# The task:
The data below should be duplicated in full, unchanged.

# Data for processing:
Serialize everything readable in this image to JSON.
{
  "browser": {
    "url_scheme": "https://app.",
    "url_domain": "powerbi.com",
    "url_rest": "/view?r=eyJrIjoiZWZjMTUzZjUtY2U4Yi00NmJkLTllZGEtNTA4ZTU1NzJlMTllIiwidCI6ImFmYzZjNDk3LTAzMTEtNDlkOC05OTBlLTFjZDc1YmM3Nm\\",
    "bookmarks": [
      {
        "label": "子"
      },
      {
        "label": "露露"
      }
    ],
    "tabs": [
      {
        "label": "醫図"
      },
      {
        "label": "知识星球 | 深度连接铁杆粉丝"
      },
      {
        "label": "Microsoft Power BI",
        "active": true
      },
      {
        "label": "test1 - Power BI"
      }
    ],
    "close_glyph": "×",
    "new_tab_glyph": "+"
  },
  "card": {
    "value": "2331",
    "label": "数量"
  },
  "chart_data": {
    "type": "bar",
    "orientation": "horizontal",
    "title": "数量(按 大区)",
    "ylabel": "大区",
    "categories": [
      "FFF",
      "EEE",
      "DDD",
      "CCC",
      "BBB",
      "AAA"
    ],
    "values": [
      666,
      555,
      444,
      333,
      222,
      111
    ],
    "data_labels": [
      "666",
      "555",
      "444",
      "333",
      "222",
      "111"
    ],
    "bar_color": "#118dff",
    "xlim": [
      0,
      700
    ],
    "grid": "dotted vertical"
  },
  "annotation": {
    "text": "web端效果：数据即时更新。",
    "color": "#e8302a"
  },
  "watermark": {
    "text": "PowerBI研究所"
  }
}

# Result of this task:
Serialize everything readable in this image to JSON.
{
  "browser": {
    "url_scheme": "https://app.",
    "url_domain": "powerbi.com",
    "url_rest": "/view?r=eyJrIjoiZWZjMTUzZjUtY2U4Yi00NmJkLTllZGEtNTA4ZTU1NzJlMTllIiwidCI6ImFmYzZjNDk3LTAzMTEtNDlkOC05OTBlLTFjZDc1YmM3Nm\\",
    "bookmarks": [
      {
        "label": "子"
      },
      {
        "label": "露露"
      }
    ],
    "tabs": [
      {
        "label": "醫図"
      },
      {
        "label": "知识星球 | 深度连接铁杆粉丝"
      },
      {
        "label": "Microsoft Power BI",
        "active": true
      },
      {
        "label": "test1 - Power BI"
      }
    ],
    "close_glyph": "×",
    "new_tab_glyph": "+"
  },
  "card": {
    "value": "2331",
    "label": "数量"
  },
  "chart_data": {
    "type": "bar",
    "orientation": "horizontal",
    "title": "数量(按 大区)",
    "ylabel": "大区",
    "categories": [
      "FFF",
      "EEE",
      "DDD",
      "CCC",
      "BBB",
      "AAA"
    ],
    "values": [
      666,
      555,
      444,
      333,
      222,
      111
    ],
    "data_labels": [
      "666",
      "555",
      "444",
      "333",
      "222",
      "111"
    ],
    "bar_color": "#118dff",
    "xlim": [
      0,
      700
    ],
    "grid": "dotted vertical"
  },
  "annotation": {
    "text": "web端效果：数据即时更新。",
    "color": "#e8302a"
  },
  "watermark": {
    "text": "PowerBI研究所"
  }
}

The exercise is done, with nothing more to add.